If your 3D-Printer suffers from under extrusion then you will most likely notice this when 3D-Prints have missing layers or thin slits in between layers. Under extrusion is a problem that can have multiple causes. It is therefore not an easy problem to solve. You might think that increasing the flow would compensate for the problem, but sadly it is not always that easy. Pushing harder in a queue at the super market does not help either.
Below you will find common causes for under extrusion and their solutions. Starting at the filament spool and working towards the nozzle.
When your filament spool is poorly wound up or the filament is rolled off incorrectly by the 3D-Printer, the filament can get stuck underneath itself and create extra friction. This added friction will put more strain on the feeder motor and could cause the motor to lose grip on the filament, therefore reducing flow. The solution to this problem is to always make sure to properly load up the spools so that the filament is always unwound properly without causing it to get loose from the spool and start to overlap on the spool. And also if you do experience a tangling of filament, unwind the spool and rewind it so that the filament is again tightly wound up in a coil without overlapping.
A lot of 3D-Printers use Teflon tubes to guide the filament from the spool to the print head. When these tubes are damaged due to maintenance, high usage or too high temperatures, the tubes start to add friction to the filament. This extra friction can add a strain on the feeder motor and thus causing under extrusion.
Solution: Replace the Teflon tubes or try printing without them to see if they are the cause of your under extrusion.
Many 3D-Printers come with an adjustable pressure setting for the filament feeder. This regulates the amount of pressure that the feeder motor is exerting on the filament to maintain grip on the filament. When the pressure gets to low, the motor will start losing grip on the filament and cause under extrusion.
Solution: Increase the pressure on your filament
If there are contaminants in the extruder head, for example, filament remains that got stuck to the walls of the extruder, the filament can experience more friction when passing through the extruder head to the nozzle. Also it is possible that the feeder motor cog that forces the filament through the nozzle is contaminated with molten or shredded pieces of filament, therefore losing grip on the filament.
Solution: Set the extruder to a high temperature and manually feed cleaning filament through it to properly melt away any contaminants. Also cleaning out the feeder motor cog will increase the grip on the filament again. You can do so with our cleaning filament.

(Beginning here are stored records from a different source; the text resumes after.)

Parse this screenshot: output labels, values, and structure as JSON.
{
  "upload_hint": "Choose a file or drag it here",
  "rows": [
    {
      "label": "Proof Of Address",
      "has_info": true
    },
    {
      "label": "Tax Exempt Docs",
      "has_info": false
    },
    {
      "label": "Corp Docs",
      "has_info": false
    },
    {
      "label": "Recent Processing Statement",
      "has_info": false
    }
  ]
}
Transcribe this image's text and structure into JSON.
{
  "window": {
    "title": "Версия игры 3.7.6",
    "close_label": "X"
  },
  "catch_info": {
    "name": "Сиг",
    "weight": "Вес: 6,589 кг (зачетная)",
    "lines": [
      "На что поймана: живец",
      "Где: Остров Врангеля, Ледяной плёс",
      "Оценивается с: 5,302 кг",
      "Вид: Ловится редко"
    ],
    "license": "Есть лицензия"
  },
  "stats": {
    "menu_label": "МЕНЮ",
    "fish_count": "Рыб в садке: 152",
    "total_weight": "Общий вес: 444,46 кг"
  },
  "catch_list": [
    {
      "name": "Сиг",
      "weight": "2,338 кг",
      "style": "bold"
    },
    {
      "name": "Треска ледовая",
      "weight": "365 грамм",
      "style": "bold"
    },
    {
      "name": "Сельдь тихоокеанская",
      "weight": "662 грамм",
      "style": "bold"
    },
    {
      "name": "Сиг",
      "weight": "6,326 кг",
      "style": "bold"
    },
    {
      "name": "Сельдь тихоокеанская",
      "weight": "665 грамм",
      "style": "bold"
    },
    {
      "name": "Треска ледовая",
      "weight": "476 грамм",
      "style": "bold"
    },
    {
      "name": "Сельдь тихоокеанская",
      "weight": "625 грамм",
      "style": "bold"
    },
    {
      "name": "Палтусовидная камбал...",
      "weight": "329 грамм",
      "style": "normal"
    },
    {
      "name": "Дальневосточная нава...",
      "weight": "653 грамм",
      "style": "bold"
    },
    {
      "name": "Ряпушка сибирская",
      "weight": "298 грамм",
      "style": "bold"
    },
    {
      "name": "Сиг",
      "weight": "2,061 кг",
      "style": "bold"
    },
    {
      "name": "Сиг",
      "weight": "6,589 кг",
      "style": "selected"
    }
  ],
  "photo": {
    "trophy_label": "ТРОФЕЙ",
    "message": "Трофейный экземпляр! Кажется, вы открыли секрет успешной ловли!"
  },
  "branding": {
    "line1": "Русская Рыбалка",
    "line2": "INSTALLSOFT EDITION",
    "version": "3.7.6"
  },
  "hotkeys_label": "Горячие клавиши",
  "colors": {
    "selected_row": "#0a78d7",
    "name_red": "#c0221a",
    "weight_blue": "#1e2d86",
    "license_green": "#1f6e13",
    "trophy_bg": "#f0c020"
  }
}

A clogged nozzle is a very obvious cause of under extrusion. If you cannot find any restrains or problems with the filament getting to the nozzle, then the nozzle requires a good cleaning. The best solution would be to use a small steel wire that is about the same size as the aperture of the nozzle. Then heat up the nozzle and try to clean it out with the steel wire. Heating up the nozzle is important because you need to be able to push away the contaminants inside. If you cannot get the nozzle cleaned out this way, then removing the nozzle itself would be the next step. Most 3D-Printers come with a detachable nozzle for cleaning purposes. You can then inspect the nozzle properly and assess the clog. You can use a hot air blower to soften up or even liquefy the contaminants inside to properly clean the nozzle out. Keep in mind that after the removal of the nozzle, the nozzle offset to the print bed might have changed and the 3D-Printer would need to be calibrated again.
High printing speeds can also cause under extrusion. By increasing the printing speed, the filament is rushed through the nozzle at a higher speed to keep up with the print head. If the nozzle is not hot enough, the filament will not have enough time to properly liquefy and will cause a clog or strain on the filament flow. Increasing the print temperature would then be the answer. But keep in mind that some plastics do not respond well to being pushed passed their liquid point. PLA, for instance, is properly printable at around 220 oC but at 245 oC it starts to degrade and it will lose its properties. When this happens, the PLA will start to degrade inside the nozzle and from a tough clog that is difficult to remove. On the flipside, PLA will not be liquid enough to be printed properly below a temperature of 190 oC. The recommended print settings can be found in the specifications of each filament available at Hestay.
When you pass the recommended 3D-Printing speed of a filament, your 3D-Printer is probably going to be suffering from under extrusion. The printing speed is often expressed in volume per second (mm3/s) and is easily calculated with the diameter of your nozzle, layer height and extruder speed. For example. You are printing a 3D-Print with an 0.4 mm nozzle, a layer height of 0.2 mm and a print speed of 50 mm/s. Then your volume printing speed is going to be the product of these three value’s (0.4 x 0.2 x 50) which is equal to 4 mm3/s. 8 mm3/s is considered a reasonable limit when trying to prevent under extrusion. Any value higher than that increases the risk of under extrusion considerably.
If you have any questions about under extrusion or the prevention of it but could not find your answer on this page, feel free to contact our customer support service for more information and answers.